• [ACTIVITY]
If a line in the entries below includes "screenshot", show that line.

(Beginning of EXERCISE MATERIALS)

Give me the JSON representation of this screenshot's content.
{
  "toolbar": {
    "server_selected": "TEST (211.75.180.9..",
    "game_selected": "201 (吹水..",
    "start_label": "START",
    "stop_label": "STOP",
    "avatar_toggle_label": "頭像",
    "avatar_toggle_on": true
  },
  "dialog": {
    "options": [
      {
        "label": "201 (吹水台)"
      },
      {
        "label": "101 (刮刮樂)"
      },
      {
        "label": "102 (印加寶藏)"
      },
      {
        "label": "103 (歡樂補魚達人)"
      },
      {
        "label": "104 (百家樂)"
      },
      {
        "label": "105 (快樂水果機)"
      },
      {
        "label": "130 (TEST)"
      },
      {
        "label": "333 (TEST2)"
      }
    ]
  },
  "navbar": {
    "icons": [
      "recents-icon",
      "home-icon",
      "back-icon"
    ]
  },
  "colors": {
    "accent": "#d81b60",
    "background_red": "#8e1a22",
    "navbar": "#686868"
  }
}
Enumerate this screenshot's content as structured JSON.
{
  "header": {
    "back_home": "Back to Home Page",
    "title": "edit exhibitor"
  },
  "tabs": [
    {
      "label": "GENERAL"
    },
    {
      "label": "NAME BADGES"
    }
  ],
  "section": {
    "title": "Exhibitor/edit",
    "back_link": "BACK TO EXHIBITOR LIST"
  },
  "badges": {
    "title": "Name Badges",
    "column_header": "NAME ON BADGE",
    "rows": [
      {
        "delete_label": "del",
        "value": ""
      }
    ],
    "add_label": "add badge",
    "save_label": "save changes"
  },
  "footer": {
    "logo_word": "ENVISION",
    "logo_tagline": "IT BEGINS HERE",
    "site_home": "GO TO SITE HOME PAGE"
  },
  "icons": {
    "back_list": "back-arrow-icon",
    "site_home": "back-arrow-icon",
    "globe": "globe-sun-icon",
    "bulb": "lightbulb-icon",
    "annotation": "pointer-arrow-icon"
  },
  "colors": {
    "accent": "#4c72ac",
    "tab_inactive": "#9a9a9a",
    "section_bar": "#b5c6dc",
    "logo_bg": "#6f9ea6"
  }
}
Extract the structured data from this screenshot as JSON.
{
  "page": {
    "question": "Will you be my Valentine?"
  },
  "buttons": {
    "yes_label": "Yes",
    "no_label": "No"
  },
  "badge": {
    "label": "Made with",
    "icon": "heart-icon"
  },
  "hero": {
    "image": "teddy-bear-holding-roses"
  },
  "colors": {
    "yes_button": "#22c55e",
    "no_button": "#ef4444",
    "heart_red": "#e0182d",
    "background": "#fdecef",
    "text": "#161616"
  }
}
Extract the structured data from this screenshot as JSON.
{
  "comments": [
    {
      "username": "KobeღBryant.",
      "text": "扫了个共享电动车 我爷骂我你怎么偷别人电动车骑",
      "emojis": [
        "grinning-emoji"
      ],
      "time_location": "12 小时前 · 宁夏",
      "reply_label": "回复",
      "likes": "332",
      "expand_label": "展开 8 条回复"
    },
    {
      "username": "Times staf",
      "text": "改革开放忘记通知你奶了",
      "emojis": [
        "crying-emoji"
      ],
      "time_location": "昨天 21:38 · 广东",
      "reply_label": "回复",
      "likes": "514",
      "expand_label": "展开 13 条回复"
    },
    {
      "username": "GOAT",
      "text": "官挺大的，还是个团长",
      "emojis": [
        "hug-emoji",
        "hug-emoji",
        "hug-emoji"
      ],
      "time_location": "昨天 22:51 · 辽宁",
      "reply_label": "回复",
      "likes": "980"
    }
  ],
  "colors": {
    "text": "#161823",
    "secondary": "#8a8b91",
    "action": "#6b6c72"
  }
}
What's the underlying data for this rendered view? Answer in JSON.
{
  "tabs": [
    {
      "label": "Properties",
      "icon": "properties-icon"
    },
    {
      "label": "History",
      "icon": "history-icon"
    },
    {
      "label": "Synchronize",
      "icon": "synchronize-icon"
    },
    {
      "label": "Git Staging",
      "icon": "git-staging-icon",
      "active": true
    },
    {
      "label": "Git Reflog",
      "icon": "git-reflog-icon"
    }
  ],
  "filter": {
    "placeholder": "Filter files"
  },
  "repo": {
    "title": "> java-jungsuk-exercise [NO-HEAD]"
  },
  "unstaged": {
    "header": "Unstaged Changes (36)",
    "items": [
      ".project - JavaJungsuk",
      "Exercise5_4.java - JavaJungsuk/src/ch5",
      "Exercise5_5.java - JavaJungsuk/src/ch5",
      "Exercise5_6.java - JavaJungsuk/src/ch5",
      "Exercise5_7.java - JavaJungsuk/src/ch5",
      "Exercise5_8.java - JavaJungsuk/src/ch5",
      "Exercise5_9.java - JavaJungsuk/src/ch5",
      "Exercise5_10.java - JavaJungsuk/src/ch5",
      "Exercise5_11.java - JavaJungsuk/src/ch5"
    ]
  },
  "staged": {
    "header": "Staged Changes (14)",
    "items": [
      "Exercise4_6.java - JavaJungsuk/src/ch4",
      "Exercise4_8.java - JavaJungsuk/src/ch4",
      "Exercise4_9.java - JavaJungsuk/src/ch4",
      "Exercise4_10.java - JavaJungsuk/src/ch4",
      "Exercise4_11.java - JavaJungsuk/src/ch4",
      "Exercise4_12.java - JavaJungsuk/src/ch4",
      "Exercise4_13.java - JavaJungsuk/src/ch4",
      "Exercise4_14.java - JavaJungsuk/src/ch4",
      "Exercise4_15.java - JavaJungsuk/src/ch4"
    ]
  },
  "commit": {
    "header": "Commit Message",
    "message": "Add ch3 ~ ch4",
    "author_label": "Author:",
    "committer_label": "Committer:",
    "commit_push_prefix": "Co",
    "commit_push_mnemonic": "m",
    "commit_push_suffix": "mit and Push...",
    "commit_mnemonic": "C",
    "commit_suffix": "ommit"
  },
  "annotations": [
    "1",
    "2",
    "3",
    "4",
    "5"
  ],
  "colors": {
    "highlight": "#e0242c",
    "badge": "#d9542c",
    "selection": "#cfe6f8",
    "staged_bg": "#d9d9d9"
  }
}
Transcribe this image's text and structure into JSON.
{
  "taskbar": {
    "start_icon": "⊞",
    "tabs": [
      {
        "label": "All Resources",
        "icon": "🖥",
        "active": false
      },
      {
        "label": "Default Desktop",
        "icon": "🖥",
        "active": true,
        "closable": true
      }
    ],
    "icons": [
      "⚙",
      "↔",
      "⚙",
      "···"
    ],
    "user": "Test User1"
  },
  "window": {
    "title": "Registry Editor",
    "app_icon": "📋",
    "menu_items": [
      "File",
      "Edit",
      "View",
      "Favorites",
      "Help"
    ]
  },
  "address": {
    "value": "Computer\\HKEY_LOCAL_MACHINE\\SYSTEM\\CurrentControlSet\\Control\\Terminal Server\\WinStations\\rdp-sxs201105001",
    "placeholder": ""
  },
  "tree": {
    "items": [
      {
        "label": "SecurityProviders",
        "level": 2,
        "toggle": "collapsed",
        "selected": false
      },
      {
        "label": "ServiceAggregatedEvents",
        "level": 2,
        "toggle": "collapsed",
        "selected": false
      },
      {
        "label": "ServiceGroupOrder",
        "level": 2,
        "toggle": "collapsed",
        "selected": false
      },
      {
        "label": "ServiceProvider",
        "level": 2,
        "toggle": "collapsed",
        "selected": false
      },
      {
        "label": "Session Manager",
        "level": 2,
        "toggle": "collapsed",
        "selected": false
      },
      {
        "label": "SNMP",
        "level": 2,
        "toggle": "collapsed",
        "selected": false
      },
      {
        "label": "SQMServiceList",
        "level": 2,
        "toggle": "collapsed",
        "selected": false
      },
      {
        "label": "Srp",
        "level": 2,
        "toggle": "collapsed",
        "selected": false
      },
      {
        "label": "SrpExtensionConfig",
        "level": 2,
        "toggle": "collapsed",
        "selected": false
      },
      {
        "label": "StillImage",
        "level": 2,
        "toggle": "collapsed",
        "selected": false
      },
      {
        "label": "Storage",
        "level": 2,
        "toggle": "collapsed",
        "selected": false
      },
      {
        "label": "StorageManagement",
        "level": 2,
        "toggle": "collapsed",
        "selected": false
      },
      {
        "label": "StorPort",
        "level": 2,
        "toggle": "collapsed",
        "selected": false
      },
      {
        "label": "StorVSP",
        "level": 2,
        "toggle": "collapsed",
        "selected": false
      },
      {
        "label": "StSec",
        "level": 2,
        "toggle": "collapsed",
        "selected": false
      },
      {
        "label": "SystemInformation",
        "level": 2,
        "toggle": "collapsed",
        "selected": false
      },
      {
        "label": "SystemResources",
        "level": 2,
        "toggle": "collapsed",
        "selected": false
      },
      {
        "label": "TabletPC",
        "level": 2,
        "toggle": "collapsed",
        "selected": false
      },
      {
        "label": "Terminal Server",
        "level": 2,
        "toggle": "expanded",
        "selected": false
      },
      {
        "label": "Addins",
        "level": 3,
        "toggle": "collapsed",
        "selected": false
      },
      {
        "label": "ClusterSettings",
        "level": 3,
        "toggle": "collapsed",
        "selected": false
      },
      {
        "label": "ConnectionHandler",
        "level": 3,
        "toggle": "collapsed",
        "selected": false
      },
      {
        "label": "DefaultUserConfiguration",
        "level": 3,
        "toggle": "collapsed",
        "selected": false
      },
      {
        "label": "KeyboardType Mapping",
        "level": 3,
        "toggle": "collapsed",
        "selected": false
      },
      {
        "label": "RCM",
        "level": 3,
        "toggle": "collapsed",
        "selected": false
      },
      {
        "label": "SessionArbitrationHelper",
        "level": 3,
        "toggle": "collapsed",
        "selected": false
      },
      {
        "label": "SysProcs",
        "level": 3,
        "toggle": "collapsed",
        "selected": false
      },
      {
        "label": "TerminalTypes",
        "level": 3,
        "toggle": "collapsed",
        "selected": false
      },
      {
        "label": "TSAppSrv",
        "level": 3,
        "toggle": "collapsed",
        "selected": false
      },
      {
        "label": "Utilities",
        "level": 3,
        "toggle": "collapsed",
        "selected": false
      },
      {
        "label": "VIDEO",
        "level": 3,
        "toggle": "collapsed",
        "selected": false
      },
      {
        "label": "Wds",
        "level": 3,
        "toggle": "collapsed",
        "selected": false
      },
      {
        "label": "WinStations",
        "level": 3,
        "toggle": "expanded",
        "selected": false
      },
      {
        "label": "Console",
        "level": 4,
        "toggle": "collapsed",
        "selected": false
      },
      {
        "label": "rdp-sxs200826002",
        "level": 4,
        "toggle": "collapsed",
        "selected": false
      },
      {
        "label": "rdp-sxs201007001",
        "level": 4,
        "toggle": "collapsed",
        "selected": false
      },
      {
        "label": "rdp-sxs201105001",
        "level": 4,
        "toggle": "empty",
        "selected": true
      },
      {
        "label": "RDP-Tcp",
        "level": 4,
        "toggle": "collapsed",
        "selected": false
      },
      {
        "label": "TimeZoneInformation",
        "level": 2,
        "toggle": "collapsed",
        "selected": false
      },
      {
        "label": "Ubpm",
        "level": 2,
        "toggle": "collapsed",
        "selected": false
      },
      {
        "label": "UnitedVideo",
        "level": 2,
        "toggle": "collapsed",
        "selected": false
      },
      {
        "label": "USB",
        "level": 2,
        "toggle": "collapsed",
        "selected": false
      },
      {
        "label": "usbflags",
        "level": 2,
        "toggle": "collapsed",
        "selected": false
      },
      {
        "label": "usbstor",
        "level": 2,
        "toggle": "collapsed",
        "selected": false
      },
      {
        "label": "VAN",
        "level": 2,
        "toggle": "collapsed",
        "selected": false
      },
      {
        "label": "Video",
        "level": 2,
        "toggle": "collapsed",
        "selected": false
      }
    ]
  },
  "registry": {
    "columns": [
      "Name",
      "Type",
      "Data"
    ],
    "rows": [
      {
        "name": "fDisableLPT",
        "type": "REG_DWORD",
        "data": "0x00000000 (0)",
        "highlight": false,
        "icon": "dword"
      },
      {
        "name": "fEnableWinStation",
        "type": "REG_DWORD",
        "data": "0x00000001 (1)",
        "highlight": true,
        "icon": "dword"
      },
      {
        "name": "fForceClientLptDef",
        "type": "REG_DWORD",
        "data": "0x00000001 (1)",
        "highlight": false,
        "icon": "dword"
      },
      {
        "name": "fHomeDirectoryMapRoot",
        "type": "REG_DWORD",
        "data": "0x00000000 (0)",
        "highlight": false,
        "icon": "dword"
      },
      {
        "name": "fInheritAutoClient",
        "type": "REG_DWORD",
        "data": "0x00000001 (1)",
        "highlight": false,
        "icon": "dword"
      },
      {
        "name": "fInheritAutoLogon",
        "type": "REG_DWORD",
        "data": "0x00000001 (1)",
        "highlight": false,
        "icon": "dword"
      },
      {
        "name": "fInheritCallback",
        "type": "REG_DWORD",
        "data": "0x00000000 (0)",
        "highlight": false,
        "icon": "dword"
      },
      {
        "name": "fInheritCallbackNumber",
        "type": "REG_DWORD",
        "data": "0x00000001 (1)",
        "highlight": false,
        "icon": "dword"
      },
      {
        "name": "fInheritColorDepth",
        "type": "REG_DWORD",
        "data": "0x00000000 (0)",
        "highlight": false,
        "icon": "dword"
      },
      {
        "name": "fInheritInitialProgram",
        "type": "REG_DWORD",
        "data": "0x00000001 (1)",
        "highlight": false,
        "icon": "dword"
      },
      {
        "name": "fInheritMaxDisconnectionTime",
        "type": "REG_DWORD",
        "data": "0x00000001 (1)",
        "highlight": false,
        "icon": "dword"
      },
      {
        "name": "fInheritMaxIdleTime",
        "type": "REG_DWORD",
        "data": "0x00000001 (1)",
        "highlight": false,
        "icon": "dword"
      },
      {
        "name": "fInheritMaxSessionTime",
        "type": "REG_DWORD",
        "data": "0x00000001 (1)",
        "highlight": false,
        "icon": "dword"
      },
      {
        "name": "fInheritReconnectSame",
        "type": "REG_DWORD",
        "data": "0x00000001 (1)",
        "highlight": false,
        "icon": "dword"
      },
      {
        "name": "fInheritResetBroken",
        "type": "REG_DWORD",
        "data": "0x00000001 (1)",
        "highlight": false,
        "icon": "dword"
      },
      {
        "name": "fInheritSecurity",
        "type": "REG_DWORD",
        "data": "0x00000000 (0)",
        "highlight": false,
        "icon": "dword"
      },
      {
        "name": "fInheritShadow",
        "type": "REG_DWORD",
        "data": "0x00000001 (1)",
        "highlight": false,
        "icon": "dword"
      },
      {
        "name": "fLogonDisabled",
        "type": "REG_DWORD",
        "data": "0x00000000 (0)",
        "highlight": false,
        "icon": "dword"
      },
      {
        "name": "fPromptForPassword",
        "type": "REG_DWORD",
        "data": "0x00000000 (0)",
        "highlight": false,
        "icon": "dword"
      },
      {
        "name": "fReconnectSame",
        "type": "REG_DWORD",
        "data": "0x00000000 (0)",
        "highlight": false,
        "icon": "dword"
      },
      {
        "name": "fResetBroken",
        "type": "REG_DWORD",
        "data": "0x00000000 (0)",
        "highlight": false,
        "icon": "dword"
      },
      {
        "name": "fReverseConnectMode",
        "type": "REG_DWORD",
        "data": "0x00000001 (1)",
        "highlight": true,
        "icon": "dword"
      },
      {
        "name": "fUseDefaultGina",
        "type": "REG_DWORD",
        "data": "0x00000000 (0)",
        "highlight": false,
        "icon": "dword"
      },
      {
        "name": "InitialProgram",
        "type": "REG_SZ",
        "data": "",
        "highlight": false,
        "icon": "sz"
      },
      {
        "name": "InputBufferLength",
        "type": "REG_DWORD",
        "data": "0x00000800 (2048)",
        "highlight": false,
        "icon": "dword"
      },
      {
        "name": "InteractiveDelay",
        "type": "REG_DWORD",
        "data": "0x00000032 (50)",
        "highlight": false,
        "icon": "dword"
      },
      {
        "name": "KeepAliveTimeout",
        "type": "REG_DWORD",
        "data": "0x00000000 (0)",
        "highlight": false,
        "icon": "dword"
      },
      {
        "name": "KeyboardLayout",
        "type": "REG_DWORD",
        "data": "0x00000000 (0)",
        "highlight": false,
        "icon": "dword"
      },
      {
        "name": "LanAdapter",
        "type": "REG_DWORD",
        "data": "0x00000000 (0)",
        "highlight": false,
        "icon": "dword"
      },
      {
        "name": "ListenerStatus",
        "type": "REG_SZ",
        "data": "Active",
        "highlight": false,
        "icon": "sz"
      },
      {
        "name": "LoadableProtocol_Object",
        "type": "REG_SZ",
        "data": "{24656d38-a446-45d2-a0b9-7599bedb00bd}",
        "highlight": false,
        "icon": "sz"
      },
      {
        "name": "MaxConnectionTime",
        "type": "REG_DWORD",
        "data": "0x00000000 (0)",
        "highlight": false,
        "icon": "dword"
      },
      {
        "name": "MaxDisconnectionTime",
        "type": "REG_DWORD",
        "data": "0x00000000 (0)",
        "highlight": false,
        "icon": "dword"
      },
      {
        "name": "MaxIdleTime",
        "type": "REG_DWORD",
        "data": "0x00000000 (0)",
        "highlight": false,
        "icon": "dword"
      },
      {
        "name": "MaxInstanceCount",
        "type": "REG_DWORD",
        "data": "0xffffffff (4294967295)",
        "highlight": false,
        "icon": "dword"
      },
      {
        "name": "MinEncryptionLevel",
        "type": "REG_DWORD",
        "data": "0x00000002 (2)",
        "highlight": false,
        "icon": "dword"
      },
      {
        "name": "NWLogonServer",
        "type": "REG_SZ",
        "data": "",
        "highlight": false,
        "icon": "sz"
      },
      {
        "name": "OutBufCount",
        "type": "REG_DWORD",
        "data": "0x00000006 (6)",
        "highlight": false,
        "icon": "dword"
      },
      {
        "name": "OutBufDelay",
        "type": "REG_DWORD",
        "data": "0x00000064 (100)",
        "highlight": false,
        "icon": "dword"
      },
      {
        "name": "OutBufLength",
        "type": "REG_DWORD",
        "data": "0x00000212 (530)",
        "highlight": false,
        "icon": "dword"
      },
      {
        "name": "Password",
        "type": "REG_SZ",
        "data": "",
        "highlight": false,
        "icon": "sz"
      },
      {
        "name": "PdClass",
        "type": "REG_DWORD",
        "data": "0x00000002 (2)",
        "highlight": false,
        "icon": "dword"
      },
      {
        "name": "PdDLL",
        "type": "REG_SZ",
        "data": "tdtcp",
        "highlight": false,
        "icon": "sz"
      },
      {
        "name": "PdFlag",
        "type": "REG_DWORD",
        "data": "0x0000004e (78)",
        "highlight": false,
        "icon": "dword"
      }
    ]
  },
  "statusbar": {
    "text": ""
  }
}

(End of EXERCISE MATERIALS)

• [TASK ANSWER]
Give me the JSON representation of this screenshot's content.
Enumerate this screenshot's content as structured JSON.
Extract the structured data from this screenshot as JSON.
Extract the structured data from this screenshot as JSON.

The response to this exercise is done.